───── Records for this exercise
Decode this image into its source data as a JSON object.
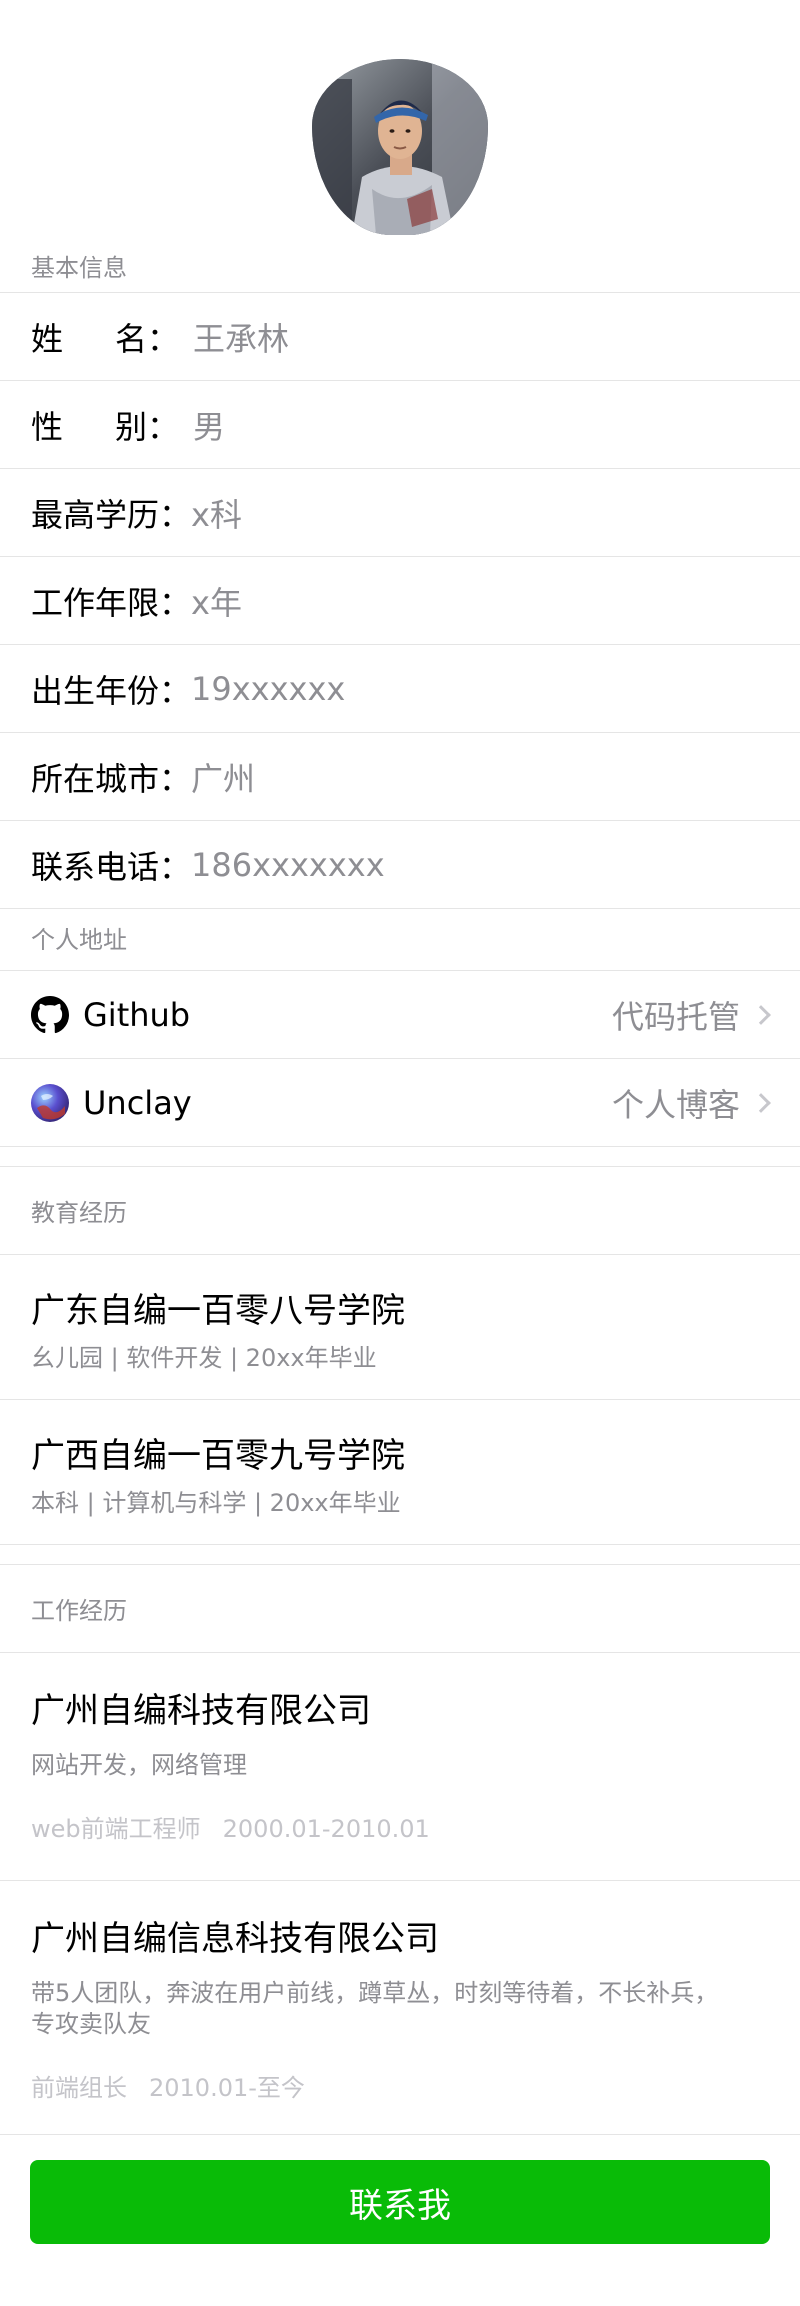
{
  "sections": {
    "basic_info": "基本信息",
    "personal_links": "个人地址",
    "education": "教育经历",
    "work": "工作经历"
  },
  "basic": {
    "name": {
      "k1": "姓",
      "k2": "名：",
      "value": "王承林"
    },
    "gender": {
      "k1": "性",
      "k2": "别：",
      "value": "男"
    },
    "degree": {
      "key": "最高学历：",
      "value": "x科"
    },
    "years": {
      "key": "工作年限：",
      "value": "x年"
    },
    "birth": {
      "key": "出生年份：",
      "value": "19xxxxxx"
    },
    "city": {
      "key": "所在城市：",
      "value": "广州"
    },
    "phone": {
      "key": "联系电话：",
      "value": "186xxxxxxx"
    }
  },
  "links": [
    {
      "label": "Github",
      "desc": "代码托管",
      "icon": "github-icon"
    },
    {
      "label": "Unclay",
      "desc": "个人博客",
      "icon": "unclay-icon"
    }
  ],
  "education": [
    {
      "title": "广东自编一百零八号学院",
      "sub": "幺儿园 | 软件开发 | 20xx年毕业"
    },
    {
      "title": "广西自编一百零九号学院",
      "sub": "本科 | 计算机与科学 | 20xx年毕业"
    }
  ],
  "work": [
    {
      "title": "广州自编科技有限公司",
      "desc": "网站开发，网络管理",
      "role": "web前端工程师",
      "period": "2000.01-2010.01"
    },
    {
      "title": "广州自编信息科技有限公司",
      "desc": "带5人团队，奔波在用户前线，蹲草丛，时刻等待着，不长补兵，专攻卖队友",
      "role": "前端组长",
      "period": "2010.01-至今"
    }
  ],
  "contact_button": "联系我",
  "colors": {
    "accent": "#09bb07",
    "secondary_text": "#8e8e93",
    "divider": "#e5e5e5"
  }
}
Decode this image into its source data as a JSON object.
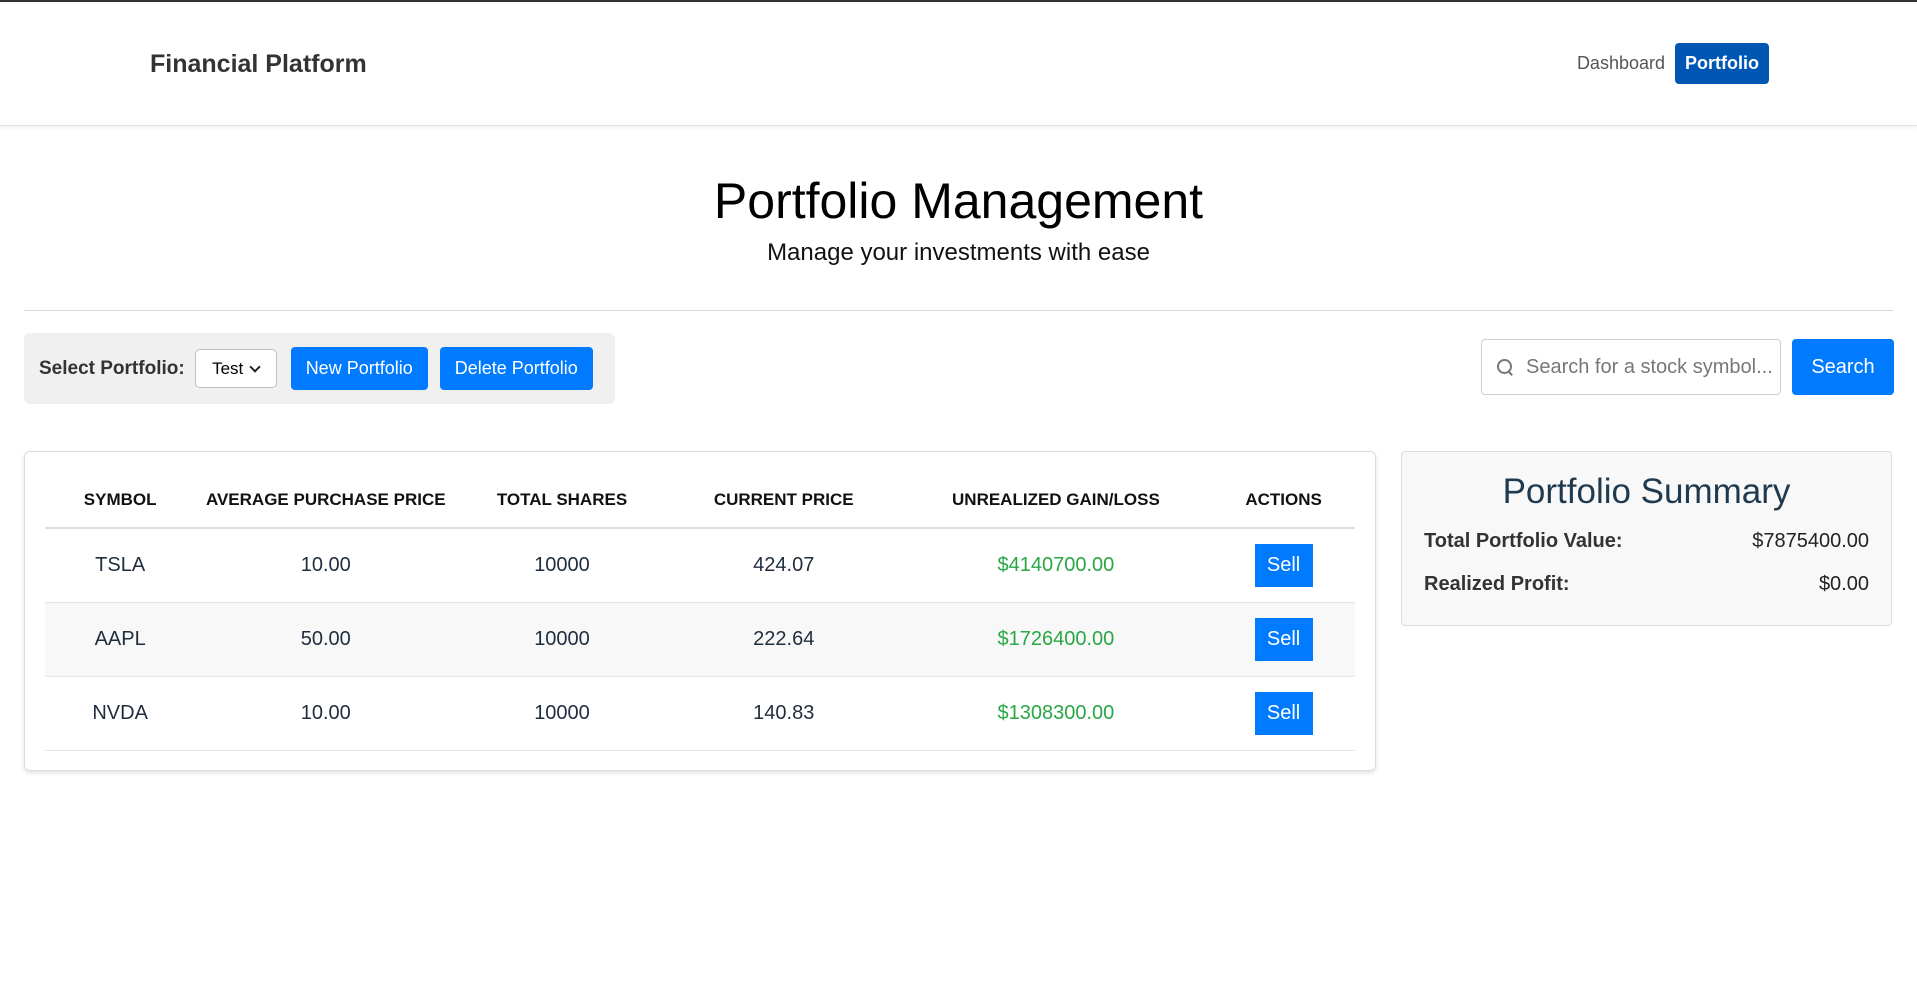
{
  "header": {
    "brand": "Financial Platform",
    "nav": {
      "dashboard": "Dashboard",
      "portfolio": "Portfolio"
    }
  },
  "hero": {
    "title": "Portfolio Management",
    "subtitle": "Manage your investments with ease"
  },
  "controls": {
    "select_label": "Select Portfolio:",
    "selected_portfolio": "Test",
    "new_portfolio": "New Portfolio",
    "delete_portfolio": "Delete Portfolio"
  },
  "search": {
    "placeholder": "Search for a stock symbol...",
    "button": "Search"
  },
  "table": {
    "columns": [
      "SYMBOL",
      "AVERAGE PURCHASE PRICE",
      "TOTAL SHARES",
      "CURRENT PRICE",
      "UNREALIZED GAIN/LOSS",
      "ACTIONS"
    ],
    "rows": [
      {
        "symbol": "TSLA",
        "avg_price": "10.00",
        "shares": "10000",
        "current": "424.07",
        "gain": "$4140700.00",
        "action": "Sell"
      },
      {
        "symbol": "AAPL",
        "avg_price": "50.00",
        "shares": "10000",
        "current": "222.64",
        "gain": "$1726400.00",
        "action": "Sell"
      },
      {
        "symbol": "NVDA",
        "avg_price": "10.00",
        "shares": "10000",
        "current": "140.83",
        "gain": "$1308300.00",
        "action": "Sell"
      }
    ]
  },
  "summary": {
    "title": "Portfolio Summary",
    "total_label": "Total Portfolio Value:",
    "total_value": "$7875400.00",
    "profit_label": "Realized Profit:",
    "profit_value": "$0.00"
  },
  "colors": {
    "primary": "#007bff",
    "nav_active": "#0056b3",
    "gain": "#28a745"
  }
}
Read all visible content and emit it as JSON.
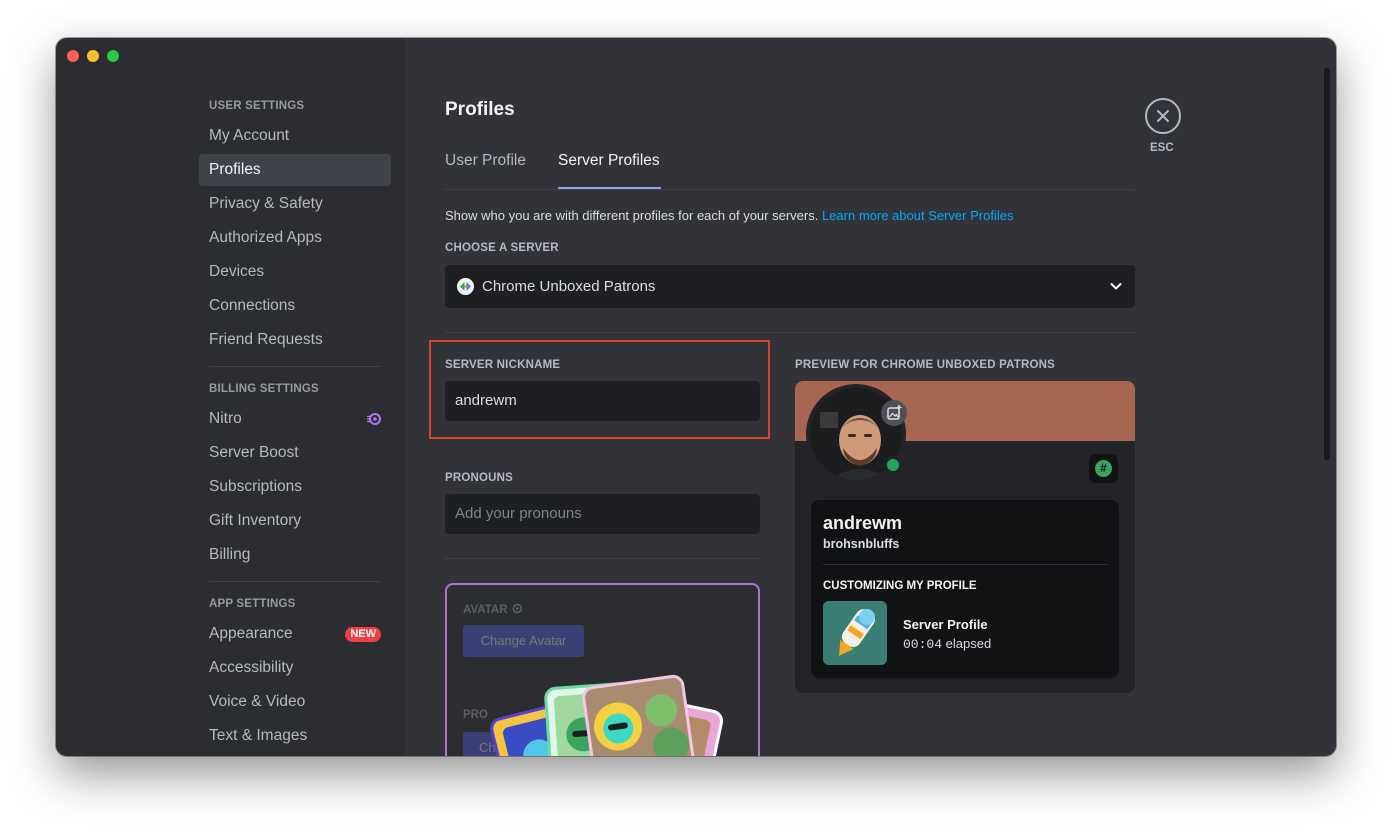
{
  "sidebar": {
    "user_settings_header": "USER SETTINGS",
    "user_items": [
      {
        "label": "My Account"
      },
      {
        "label": "Profiles",
        "active": true
      },
      {
        "label": "Privacy & Safety"
      },
      {
        "label": "Authorized Apps"
      },
      {
        "label": "Devices"
      },
      {
        "label": "Connections"
      },
      {
        "label": "Friend Requests"
      }
    ],
    "billing_settings_header": "BILLING SETTINGS",
    "billing_items": [
      {
        "label": "Nitro",
        "icon": "nitro-icon"
      },
      {
        "label": "Server Boost"
      },
      {
        "label": "Subscriptions"
      },
      {
        "label": "Gift Inventory"
      },
      {
        "label": "Billing"
      }
    ],
    "app_settings_header": "APP SETTINGS",
    "app_items": [
      {
        "label": "Appearance",
        "badge": "NEW"
      },
      {
        "label": "Accessibility"
      },
      {
        "label": "Voice & Video"
      },
      {
        "label": "Text & Images"
      }
    ]
  },
  "main": {
    "title": "Profiles",
    "tabs": [
      {
        "label": "User Profile"
      },
      {
        "label": "Server Profiles",
        "active": true
      }
    ],
    "description": "Show who you are with different profiles for each of your servers.",
    "learn_more": "Learn more about Server Profiles",
    "choose_server_label": "CHOOSE A SERVER",
    "selected_server": "Chrome Unboxed Patrons",
    "server_nickname_label": "SERVER NICKNAME",
    "server_nickname_value": "andrewm",
    "pronouns_label": "PRONOUNS",
    "pronouns_placeholder": "Add your pronouns",
    "nitro_card": {
      "avatar_label": "AVATAR",
      "change_avatar_button": "Change Avatar",
      "profile_label_partial": "PRO",
      "button_partial": "Ch"
    }
  },
  "preview": {
    "label": "PREVIEW FOR CHROME UNBOXED PATRONS",
    "display_name": "andrewm",
    "username": "brohsnbluffs",
    "customizing_header": "CUSTOMIZING MY PROFILE",
    "activity_title": "Server Profile",
    "elapsed_time": "00:04",
    "elapsed_label": "elapsed",
    "badge_symbol": "#"
  },
  "esc_label": "ESC",
  "colors": {
    "accent": "#5865f2",
    "link": "#00a8fc",
    "banner": "#a8654f",
    "highlight_border": "#e0432a",
    "online": "#23a559",
    "new_badge": "#f23f43"
  }
}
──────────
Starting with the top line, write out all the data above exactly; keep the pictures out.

> Reply to the exercise
Decode this image into its source data as a JSON object.
{
  "sections": {
    "basic_info": "基本信息",
    "personal_links": "个人地址",
    "education": "教育经历",
    "work": "工作经历"
  },
  "basic": {
    "name": {
      "k1": "姓",
      "k2": "名：",
      "value": "王承林"
    },
    "gender": {
      "k1": "性",
      "k2": "别：",
      "value": "男"
    },
    "degree": {
      "key": "最高学历：",
      "value": "x科"
    },
    "years": {
      "key": "工作年限：",
      "value": "x年"
    },
    "birth": {
      "key": "出生年份：",
      "value": "19xxxxxx"
    },
    "city": {
      "key": "所在城市：",
      "value": "广州"
    },
    "phone": {
      "key": "联系电话：",
      "value": "186xxxxxxx"
    }
  },
  "links": [
    {
      "label": "Github",
      "desc": "代码托管",
      "icon": "github-icon"
    },
    {
      "label": "Unclay",
      "desc": "个人博客",
      "icon": "unclay-icon"
    }
  ],
  "education": [
    {
      "title": "广东自编一百零八号学院",
      "sub": "幺儿园 | 软件开发 | 20xx年毕业"
    },
    {
      "title": "广西自编一百零九号学院",
      "sub": "本科 | 计算机与科学 | 20xx年毕业"
    }
  ],
  "work": [
    {
      "title": "广州自编科技有限公司",
      "desc": "网站开发，网络管理",
      "role": "web前端工程师",
      "period": "2000.01-2010.01"
    },
    {
      "title": "广州自编信息科技有限公司",
      "desc": "带5人团队，奔波在用户前线，蹲草丛，时刻等待着，不长补兵，专攻卖队友",
      "role": "前端组长",
      "period": "2010.01-至今"
    }
  ],
  "contact_button": "联系我",
  "colors": {
    "accent": "#09bb07",
    "secondary_text": "#8e8e93",
    "divider": "#e5e5e5"
  }
}
Decode this image into its source data as a JSON object.
{
  "header": {
    "brand": "Financial Platform",
    "nav": {
      "dashboard": "Dashboard",
      "portfolio": "Portfolio"
    }
  },
  "hero": {
    "title": "Portfolio Management",
    "subtitle": "Manage your investments with ease"
  },
  "controls": {
    "select_label": "Select Portfolio:",
    "selected_portfolio": "Test",
    "new_portfolio": "New Portfolio",
    "delete_portfolio": "Delete Portfolio"
  },
  "search": {
    "placeholder": "Search for a stock symbol...",
    "button": "Search"
  },
  "table": {
    "columns": [
      "SYMBOL",
      "AVERAGE PURCHASE PRICE",
      "TOTAL SHARES",
      "CURRENT PRICE",
      "UNREALIZED GAIN/LOSS",
      "ACTIONS"
    ],
    "rows": [
      {
        "symbol": "TSLA",
        "avg_price": "10.00",
        "shares": "10000",
        "current": "424.07",
        "gain": "$4140700.00",
        "action": "Sell"
      },
      {
        "symbol": "AAPL",
        "avg_price": "50.00",
        "shares": "10000",
        "current": "222.64",
        "gain": "$1726400.00",
        "action": "Sell"
      },
      {
        "symbol": "NVDA",
        "avg_price": "10.00",
        "shares": "10000",
        "current": "140.83",
        "gain": "$1308300.00",
        "action": "Sell"
      }
    ]
  },
  "summary": {
    "title": "Portfolio Summary",
    "total_label": "Total Portfolio Value:",
    "total_value": "$7875400.00",
    "profit_label": "Realized Profit:",
    "profit_value": "$0.00"
  },
  "colors": {
    "primary": "#007bff",
    "nav_active": "#0056b3",
    "gain": "#28a745"
  }
}
Read all visible content and emit it as JSON.
{
  "sidebar": {
    "user_settings_header": "USER SETTINGS",
    "user_items": [
      {
        "label": "My Account"
      },
      {
        "label": "Profiles",
        "active": true
      },
      {
        "label": "Privacy & Safety"
      },
      {
        "label": "Authorized Apps"
      },
      {
        "label": "Devices"
      },
      {
        "label": "Connections"
      },
      {
        "label": "Friend Requests"
      }
    ],
    "billing_settings_header": "BILLING SETTINGS",
    "billing_items": [
      {
        "label": "Nitro",
        "icon": "nitro-icon"
      },
      {
        "label": "Server Boost"
      },
      {
        "label": "Subscriptions"
      },
      {
        "label": "Gift Inventory"
      },
      {
        "label": "Billing"
      }
    ],
    "app_settings_header": "APP SETTINGS",
    "app_items": [
      {
        "label": "Appearance",
        "badge": "NEW"
      },
      {
        "label": "Accessibility"
      },
      {
        "label": "Voice & Video"
      },
      {
        "label": "Text & Images"
      }
    ]
  },
  "main": {
    "title": "Profiles",
    "tabs": [
      {
        "label": "User Profile"
      },
      {
        "label": "Server Profiles",
        "active": true
      }
    ],
    "description": "Show who you are with different profiles for each of your servers.",
    "learn_more": "Learn more about Server Profiles",
    "choose_server_label": "CHOOSE A SERVER",
    "selected_server": "Chrome Unboxed Patrons",
    "server_nickname_label": "SERVER NICKNAME",
    "server_nickname_value": "andrewm",
    "pronouns_label": "PRONOUNS",
    "pronouns_placeholder": "Add your pronouns",
    "nitro_card": {
      "avatar_label": "AVATAR",
      "change_avatar_button": "Change Avatar",
      "profile_label_partial": "PRO",
      "button_partial": "Ch"
    }
  },
  "preview": {
    "label": "PREVIEW FOR CHROME UNBOXED PATRONS",
    "display_name": "andrewm",
    "username": "brohsnbluffs",
    "customizing_header": "CUSTOMIZING MY PROFILE",
    "activity_title": "Server Profile",
    "elapsed_time": "00:04",
    "elapsed_label": "elapsed",
    "badge_symbol": "#"
  },
  "esc_label": "ESC",
  "colors": {
    "accent": "#5865f2",
    "link": "#00a8fc",
    "banner": "#a8654f",
    "highlight_border": "#e0432a",
    "online": "#23a559",
    "new_badge": "#f23f43"
  }
}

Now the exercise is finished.